The New Shul

Parshat Tazria/Shabbat Hahodesh

Shabbat Hahodesh is the Shabbat immediately before (or this year on) Rosh Hodesh Nisan. It takes its name from the special parashah that we read, about the instructions that the children of Israel received as they were preparing to leave Egypt. On the night before the Exodus, God taught us: “Hahodesh hazeh lakhem rosh hadashim — This month (literally this new moon) will be, for you, the beginning of months.” Henceforth we were to measure time from the new moon before our liberation, the beginning of the month of Nisan.

More generally, we learn from this passage that Jewish time is lunar time. The month of Nisan, like every Jewish month, begins with the renewal of the moon.

Why does the Torah insist that we measure time by the moon and not the sun? According to the Sfat Emet, it is to remind us that we — like the moon — have the power to bring light into the world even during times of darkness, when there is no sun. We have a source of light — the Torah itself– which helps us to find our way even when the world is at its most confusing and chaotic. The work of Jewish learning, of making Torah our own, is about making that deeper light burn more brightly in our lives and in the lives of those around us.

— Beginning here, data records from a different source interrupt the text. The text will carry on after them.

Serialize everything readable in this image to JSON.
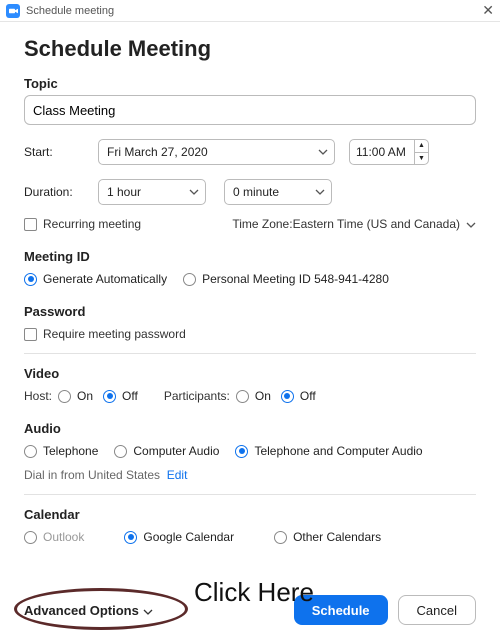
{
  "window": {
    "title": "Schedule meeting"
  },
  "heading": "Schedule Meeting",
  "topic": {
    "label": "Topic",
    "value": "Class Meeting"
  },
  "start": {
    "label": "Start:",
    "date": "Fri  March 27, 2020",
    "time": "11:00 AM"
  },
  "duration": {
    "label": "Duration:",
    "hours": "1 hour",
    "minutes": "0 minute"
  },
  "recurring": {
    "label": "Recurring meeting",
    "checked": false
  },
  "timezone": {
    "prefix": "Time Zone: ",
    "value": "Eastern Time (US and Canada)"
  },
  "meetingId": {
    "label": "Meeting ID",
    "generate": "Generate Automatically",
    "personal": "Personal Meeting ID 548-941-4280"
  },
  "password": {
    "label": "Password",
    "require": "Require meeting password",
    "checked": false
  },
  "video": {
    "label": "Video",
    "hostLabel": "Host:",
    "participantsLabel": "Participants:",
    "on": "On",
    "off": "Off"
  },
  "audio": {
    "label": "Audio",
    "telephone": "Telephone",
    "computer": "Computer Audio",
    "both": "Telephone and Computer Audio",
    "dialin": "Dial in from United States",
    "edit": "Edit"
  },
  "calendar": {
    "label": "Calendar",
    "outlook": "Outlook",
    "google": "Google Calendar",
    "other": "Other Calendars"
  },
  "advanced": "Advanced Options",
  "buttons": {
    "schedule": "Schedule",
    "cancel": "Cancel"
  },
  "annotation": "Click Here"
}
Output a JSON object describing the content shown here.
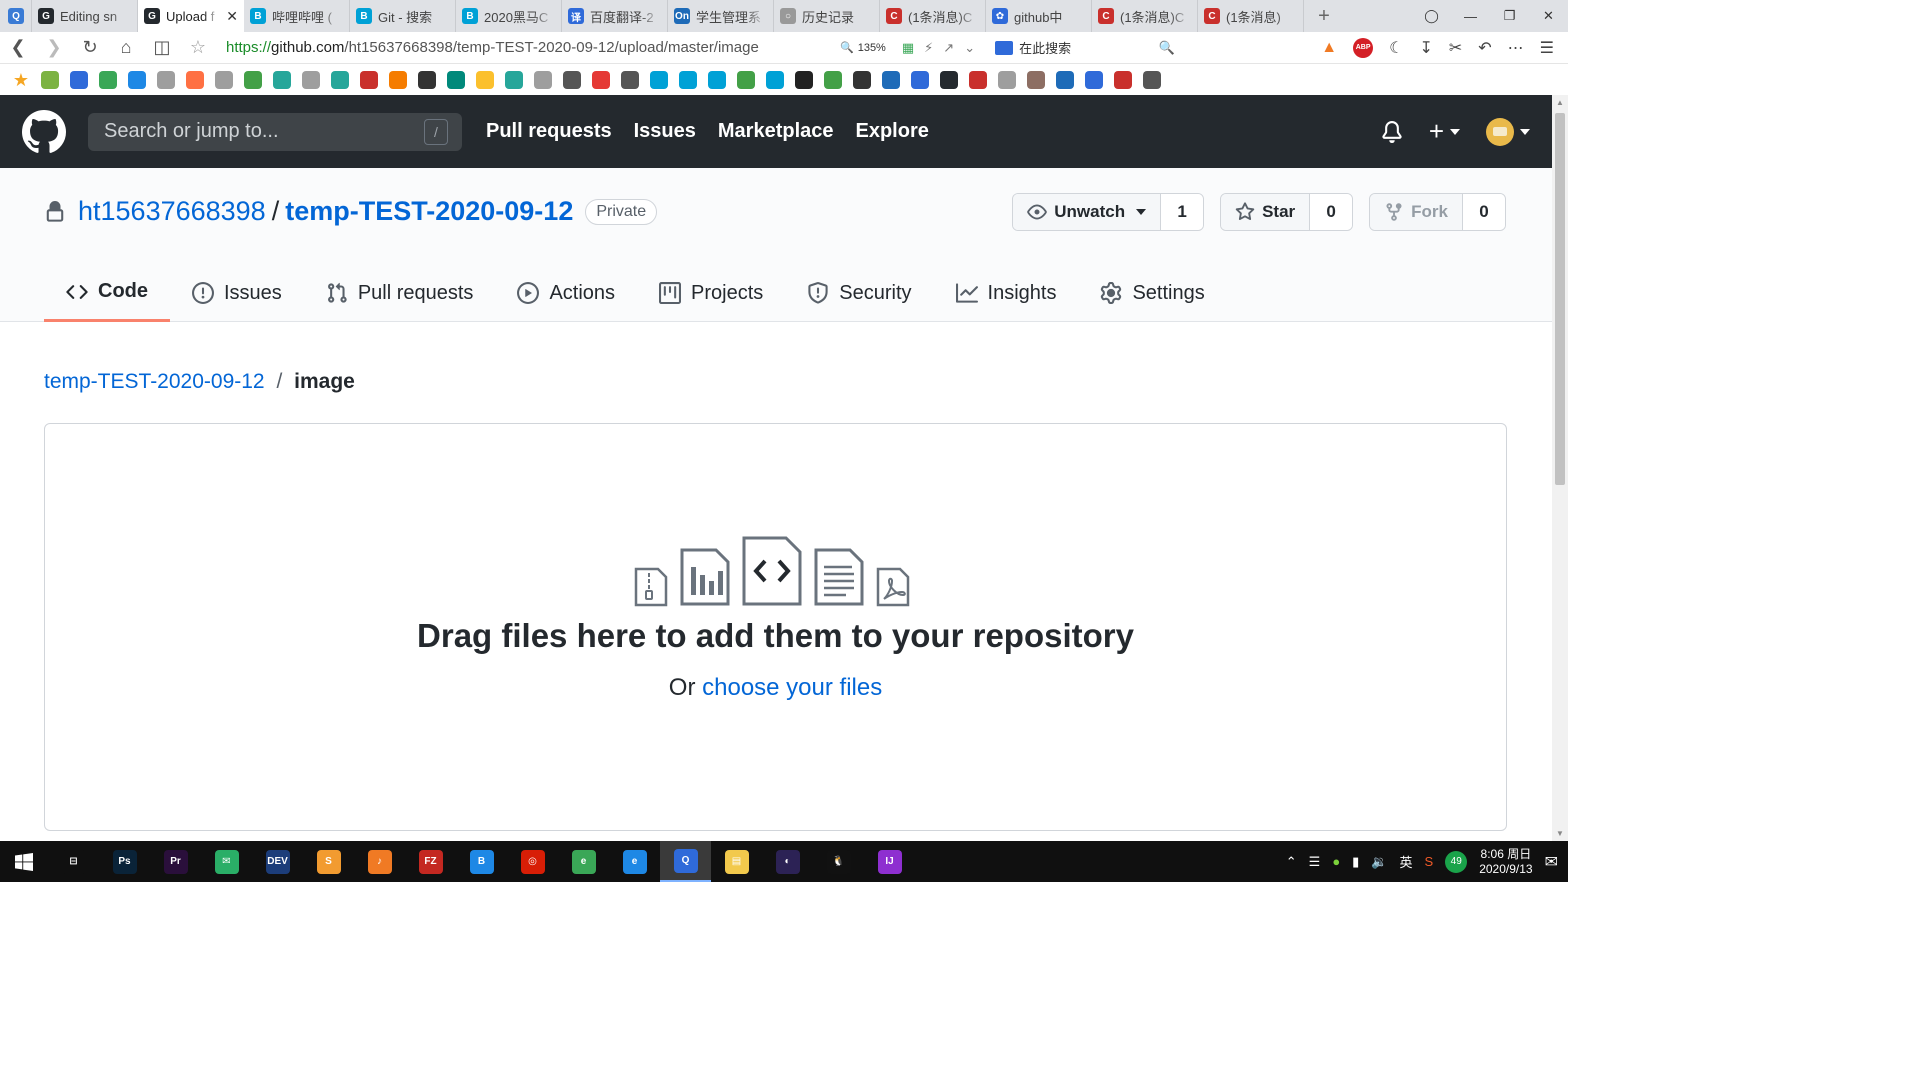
{
  "browser": {
    "tabs": [
      {
        "title": "",
        "color": "#3a7bd5",
        "glyph": "Q"
      },
      {
        "title": "Editing sn",
        "color": "#24292e",
        "glyph": "G"
      },
      {
        "title": "Upload f",
        "color": "#24292e",
        "glyph": "G",
        "active": true
      },
      {
        "title": "哔哩哔哩 (",
        "color": "#00a1d6",
        "glyph": "B"
      },
      {
        "title": "Git - 搜索",
        "color": "#00a1d6",
        "glyph": "B"
      },
      {
        "title": "2020黑马C",
        "color": "#00a1d6",
        "glyph": "B"
      },
      {
        "title": "百度翻译-2",
        "color": "#2f6ad9",
        "glyph": "译"
      },
      {
        "title": "学生管理系",
        "color": "#1e6bb8",
        "glyph": "On"
      },
      {
        "title": "历史记录",
        "color": "#999999",
        "glyph": "○"
      },
      {
        "title": "(1条消息)C",
        "color": "#c9302c",
        "glyph": "C"
      },
      {
        "title": "github中",
        "color": "#2f6ad9",
        "glyph": "✿"
      },
      {
        "title": "(1条消息)C",
        "color": "#c9302c",
        "glyph": "C"
      },
      {
        "title": "(1条消息)",
        "color": "#c9302c",
        "glyph": "C"
      }
    ],
    "close_glyph": "✕",
    "new_tab_glyph": "+",
    "url_scheme": "https://",
    "url_host": "github.com",
    "url_path": "/ht15637668398/temp-TEST-2020-09-12/upload/master/image",
    "zoom": "135%",
    "search_placeholder": "在此搜索"
  },
  "bookmarks": [
    "#f5a623",
    "#7cb342",
    "#2f6ad9",
    "#3aa757",
    "#1e88e5",
    "#9e9e9e",
    "#ff7043",
    "#9e9e9e",
    "#43a047",
    "#26a69a",
    "#9e9e9e",
    "#26a69a",
    "#c9302c",
    "#f57c00",
    "#333333",
    "#00897b",
    "#fbc02d",
    "#26a69a",
    "#9e9e9e",
    "#555555",
    "#e53935",
    "#555555",
    "#00a1d6",
    "#00a1d6",
    "#00a1d6",
    "#43a047",
    "#00a1d6",
    "#222222",
    "#43a047",
    "#333333",
    "#1e6bb8",
    "#2f6ad9",
    "#24292e",
    "#c9302c",
    "#9e9e9e",
    "#8d6e63",
    "#1e6bb8",
    "#2f6ad9",
    "#c9302c",
    "#555555"
  ],
  "github": {
    "search_placeholder": "Search or jump to...",
    "slash": "/",
    "nav": [
      "Pull requests",
      "Issues",
      "Marketplace",
      "Explore"
    ]
  },
  "repo": {
    "owner": "ht15637668398",
    "separator": "/",
    "name": "temp-TEST-2020-09-12",
    "visibility": "Private",
    "watch_label": "Unwatch",
    "watch_count": "1",
    "star_label": "Star",
    "star_count": "0",
    "fork_label": "Fork",
    "fork_count": "0",
    "tabs": [
      "Code",
      "Issues",
      "Pull requests",
      "Actions",
      "Projects",
      "Security",
      "Insights",
      "Settings"
    ],
    "active_tab": "Code"
  },
  "breadcrumb": {
    "repo": "temp-TEST-2020-09-12",
    "separator": "/",
    "dir": "image"
  },
  "dropzone": {
    "title": "Drag files here to add them to your repository",
    "or": "Or",
    "link": "choose your files"
  },
  "taskbar": {
    "apps": [
      {
        "name": "task-view",
        "color": "#101010",
        "glyph": "⊟"
      },
      {
        "name": "photoshop",
        "color": "#0a2338",
        "glyph": "Ps"
      },
      {
        "name": "premiere",
        "color": "#2a0f3b",
        "glyph": "Pr"
      },
      {
        "name": "wechat",
        "color": "#2aae67",
        "glyph": "✉"
      },
      {
        "name": "dev-cpp",
        "color": "#1c3d7a",
        "glyph": "DEV"
      },
      {
        "name": "sublime",
        "color": "#f29b30",
        "glyph": "S"
      },
      {
        "name": "qq-music",
        "color": "#f07a24",
        "glyph": "♪"
      },
      {
        "name": "filezilla",
        "color": "#c42821",
        "glyph": "FZ"
      },
      {
        "name": "bilibili",
        "color": "#1e88e5",
        "glyph": "B"
      },
      {
        "name": "netease-music",
        "color": "#d81e06",
        "glyph": "◎"
      },
      {
        "name": "browser-green",
        "color": "#3aa757",
        "glyph": "e"
      },
      {
        "name": "ie",
        "color": "#1e88e5",
        "glyph": "e"
      },
      {
        "name": "browser-q",
        "color": "#2f6ad9",
        "glyph": "Q",
        "active": true
      },
      {
        "name": "explorer",
        "color": "#f2c94c",
        "glyph": "▤"
      },
      {
        "name": "eclipse",
        "color": "#2c2255",
        "glyph": "◐"
      },
      {
        "name": "qq",
        "color": "#111111",
        "glyph": "🐧"
      },
      {
        "name": "intellij",
        "color": "#8e2fd0",
        "glyph": "IJ"
      }
    ],
    "ime": "英",
    "badge": "49",
    "time": "8:06 周日",
    "date": "2020/9/13"
  }
}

As we look toward the celebration of our freedom, may we remember what the purpose of our freedom is: to bring more light into the world.

  • The New Shul’s Shabbat morning service is from 9 am to about 11:45 am. Now that Maricopa County is in the “Green Zone” (low Covid risk), masks are optional during our services.
  • This Shabbat, April 2, we will celebrate the bar mitzvah of Sol and Shai Brodsky, The kiddush-lunch is sponsored by their grandmother Renate Miller.
  • Weekday minyanim at The New Shul are on Monday, Tuesday, Wednesday and Thursday evenings at 6:30 pm, and on Sunday mornings at 9:30 am. Kabbalat Shabbat is on Friday evenings at 6 pm at our rabbis’ home (please contact us for directions).